As we then dip into our “winter stores,” oil prices will swing from trading largely on fundamentals to trading predominantly on psychology, and psychology amidst scarcity means prices will inflect far more quickly than even Wall Street’s updated price targets.

Thus, these upgrades are a lagging indicator. Wall Street isn’t telling you where prices are going, it’s actually telling you what prices will surpass. As inventories are squeezed harder, and as barrels become more difficult to source, users will inevitably bid prices higher. Just as the oil crash took prices from $100/barrel to an unimaginable $26/barrel, the rise will mirror that - and just as quickly. These estimates are a rationally and precisely calculated target, but the oil market is about to enter a phase where it’s anything but. For oil bulls, Wall Street has just fired the starter pistol... let the games begin.

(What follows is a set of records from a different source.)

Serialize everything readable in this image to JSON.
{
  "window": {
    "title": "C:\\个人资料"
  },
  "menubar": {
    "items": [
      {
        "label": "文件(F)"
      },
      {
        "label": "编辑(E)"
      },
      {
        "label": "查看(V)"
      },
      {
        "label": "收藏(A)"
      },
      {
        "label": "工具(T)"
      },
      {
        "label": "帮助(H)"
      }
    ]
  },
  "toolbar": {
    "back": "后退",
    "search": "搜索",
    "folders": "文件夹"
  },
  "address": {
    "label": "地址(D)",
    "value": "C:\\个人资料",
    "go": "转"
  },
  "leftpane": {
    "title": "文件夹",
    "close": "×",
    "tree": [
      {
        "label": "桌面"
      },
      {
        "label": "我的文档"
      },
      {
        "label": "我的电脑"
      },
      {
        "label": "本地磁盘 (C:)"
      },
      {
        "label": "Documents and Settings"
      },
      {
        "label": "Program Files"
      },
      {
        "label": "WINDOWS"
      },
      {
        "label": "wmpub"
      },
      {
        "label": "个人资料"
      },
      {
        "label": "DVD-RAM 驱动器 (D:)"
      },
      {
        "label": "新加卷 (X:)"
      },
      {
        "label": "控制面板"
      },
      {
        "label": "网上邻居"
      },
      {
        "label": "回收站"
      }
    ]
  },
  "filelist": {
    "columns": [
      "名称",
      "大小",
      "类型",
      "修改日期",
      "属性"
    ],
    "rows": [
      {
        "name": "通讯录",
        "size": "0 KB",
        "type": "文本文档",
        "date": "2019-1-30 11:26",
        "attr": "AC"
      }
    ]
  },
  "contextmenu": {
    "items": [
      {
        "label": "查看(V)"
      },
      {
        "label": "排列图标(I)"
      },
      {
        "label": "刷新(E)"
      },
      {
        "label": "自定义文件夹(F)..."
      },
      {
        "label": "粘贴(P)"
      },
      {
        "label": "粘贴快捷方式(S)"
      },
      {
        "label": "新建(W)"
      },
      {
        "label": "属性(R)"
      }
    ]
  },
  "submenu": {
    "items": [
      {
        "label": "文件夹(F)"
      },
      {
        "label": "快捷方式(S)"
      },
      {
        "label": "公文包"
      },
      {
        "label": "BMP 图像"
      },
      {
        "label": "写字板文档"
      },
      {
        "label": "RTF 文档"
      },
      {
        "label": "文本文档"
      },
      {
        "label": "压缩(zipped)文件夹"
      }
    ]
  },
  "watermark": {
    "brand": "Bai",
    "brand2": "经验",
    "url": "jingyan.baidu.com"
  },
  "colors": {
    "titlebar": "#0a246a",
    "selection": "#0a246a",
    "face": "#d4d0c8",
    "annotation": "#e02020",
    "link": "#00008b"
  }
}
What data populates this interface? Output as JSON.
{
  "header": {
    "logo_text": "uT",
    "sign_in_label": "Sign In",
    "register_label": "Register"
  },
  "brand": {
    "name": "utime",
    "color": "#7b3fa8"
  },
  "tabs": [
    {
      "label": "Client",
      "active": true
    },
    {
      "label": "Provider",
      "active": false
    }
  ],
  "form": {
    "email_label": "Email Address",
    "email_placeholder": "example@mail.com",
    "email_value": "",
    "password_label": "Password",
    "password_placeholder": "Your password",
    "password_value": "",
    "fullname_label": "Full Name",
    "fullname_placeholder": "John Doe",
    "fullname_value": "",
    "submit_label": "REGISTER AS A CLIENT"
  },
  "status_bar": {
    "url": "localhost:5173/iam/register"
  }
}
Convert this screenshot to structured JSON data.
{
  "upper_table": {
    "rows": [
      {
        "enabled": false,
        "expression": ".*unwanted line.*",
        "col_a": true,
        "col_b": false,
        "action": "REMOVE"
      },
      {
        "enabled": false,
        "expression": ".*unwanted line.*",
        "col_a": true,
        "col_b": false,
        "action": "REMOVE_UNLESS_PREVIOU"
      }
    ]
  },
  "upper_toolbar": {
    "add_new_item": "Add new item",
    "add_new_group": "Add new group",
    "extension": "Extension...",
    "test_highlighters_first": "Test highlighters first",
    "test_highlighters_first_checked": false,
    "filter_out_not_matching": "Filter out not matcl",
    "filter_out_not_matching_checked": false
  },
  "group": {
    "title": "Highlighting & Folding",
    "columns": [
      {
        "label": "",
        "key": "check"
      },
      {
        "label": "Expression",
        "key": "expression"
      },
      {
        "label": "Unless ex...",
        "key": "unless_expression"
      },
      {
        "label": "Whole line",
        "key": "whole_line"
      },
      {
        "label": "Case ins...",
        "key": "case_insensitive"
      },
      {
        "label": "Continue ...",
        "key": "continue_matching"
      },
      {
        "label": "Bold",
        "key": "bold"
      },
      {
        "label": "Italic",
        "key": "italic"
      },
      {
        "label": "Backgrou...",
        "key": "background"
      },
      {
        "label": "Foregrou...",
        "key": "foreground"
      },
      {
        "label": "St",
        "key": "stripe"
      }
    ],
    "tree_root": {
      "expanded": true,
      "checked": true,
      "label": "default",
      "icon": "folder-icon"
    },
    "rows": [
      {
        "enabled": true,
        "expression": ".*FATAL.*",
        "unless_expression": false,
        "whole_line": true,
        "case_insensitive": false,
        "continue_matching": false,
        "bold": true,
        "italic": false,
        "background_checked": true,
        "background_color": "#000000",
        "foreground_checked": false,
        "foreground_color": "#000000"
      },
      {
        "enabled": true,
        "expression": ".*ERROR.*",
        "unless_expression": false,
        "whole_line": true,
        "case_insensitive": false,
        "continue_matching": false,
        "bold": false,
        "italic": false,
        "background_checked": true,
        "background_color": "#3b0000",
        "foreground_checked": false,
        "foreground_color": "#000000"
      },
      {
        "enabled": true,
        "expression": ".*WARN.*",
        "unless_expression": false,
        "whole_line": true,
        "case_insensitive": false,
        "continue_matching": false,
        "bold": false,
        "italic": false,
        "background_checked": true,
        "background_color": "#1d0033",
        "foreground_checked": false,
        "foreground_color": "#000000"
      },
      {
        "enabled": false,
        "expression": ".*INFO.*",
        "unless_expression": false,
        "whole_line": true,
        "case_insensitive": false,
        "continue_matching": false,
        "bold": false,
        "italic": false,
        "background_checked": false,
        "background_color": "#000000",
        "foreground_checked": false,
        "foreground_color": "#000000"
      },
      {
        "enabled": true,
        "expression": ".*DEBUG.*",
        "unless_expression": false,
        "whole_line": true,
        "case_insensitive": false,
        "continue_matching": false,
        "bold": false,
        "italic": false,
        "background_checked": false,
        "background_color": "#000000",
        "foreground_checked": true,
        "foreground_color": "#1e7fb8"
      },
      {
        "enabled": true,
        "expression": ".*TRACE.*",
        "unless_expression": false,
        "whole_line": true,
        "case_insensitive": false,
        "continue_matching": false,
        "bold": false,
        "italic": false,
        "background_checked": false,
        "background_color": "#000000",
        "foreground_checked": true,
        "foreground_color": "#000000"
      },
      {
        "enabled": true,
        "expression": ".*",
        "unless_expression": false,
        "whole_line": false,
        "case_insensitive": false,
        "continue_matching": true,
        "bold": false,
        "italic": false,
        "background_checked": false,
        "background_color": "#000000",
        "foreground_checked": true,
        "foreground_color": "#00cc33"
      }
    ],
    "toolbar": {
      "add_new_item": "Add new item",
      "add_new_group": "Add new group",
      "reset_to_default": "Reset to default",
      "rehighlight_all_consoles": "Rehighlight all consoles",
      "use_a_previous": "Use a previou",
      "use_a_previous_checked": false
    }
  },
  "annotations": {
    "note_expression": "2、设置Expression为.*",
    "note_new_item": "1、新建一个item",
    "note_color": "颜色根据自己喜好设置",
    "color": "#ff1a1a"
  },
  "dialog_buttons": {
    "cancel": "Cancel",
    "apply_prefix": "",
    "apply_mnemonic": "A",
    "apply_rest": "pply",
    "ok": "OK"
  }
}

As always, we welcome your comments. If you would like to read more of our articles, please be sure to hit the "Follow" button above.

Relevance: USO, OIL, XLE, UCO, VDE, ERX, OIH, SCO, XOP, BNO, DBO, ERY, DIG, DTO, USL, DUG, BGR, IYE, IEO, FENY, DNO, PXE, FIF, OLO, PXJ, RYE, SZO, NDP, GUSH, DRIP, DDG, FXN, OLEM, CRAK

Disclosure: I/we have no positions in any stocks mentioned, and no plans to initiate any positions within the next 72 hours.

I wrote this article myself, and it expresses my own opinions. I am not receiving compensation for it (other than from Seeking Alpha). I have no business relationship with any company whose stock is mentioned in this article.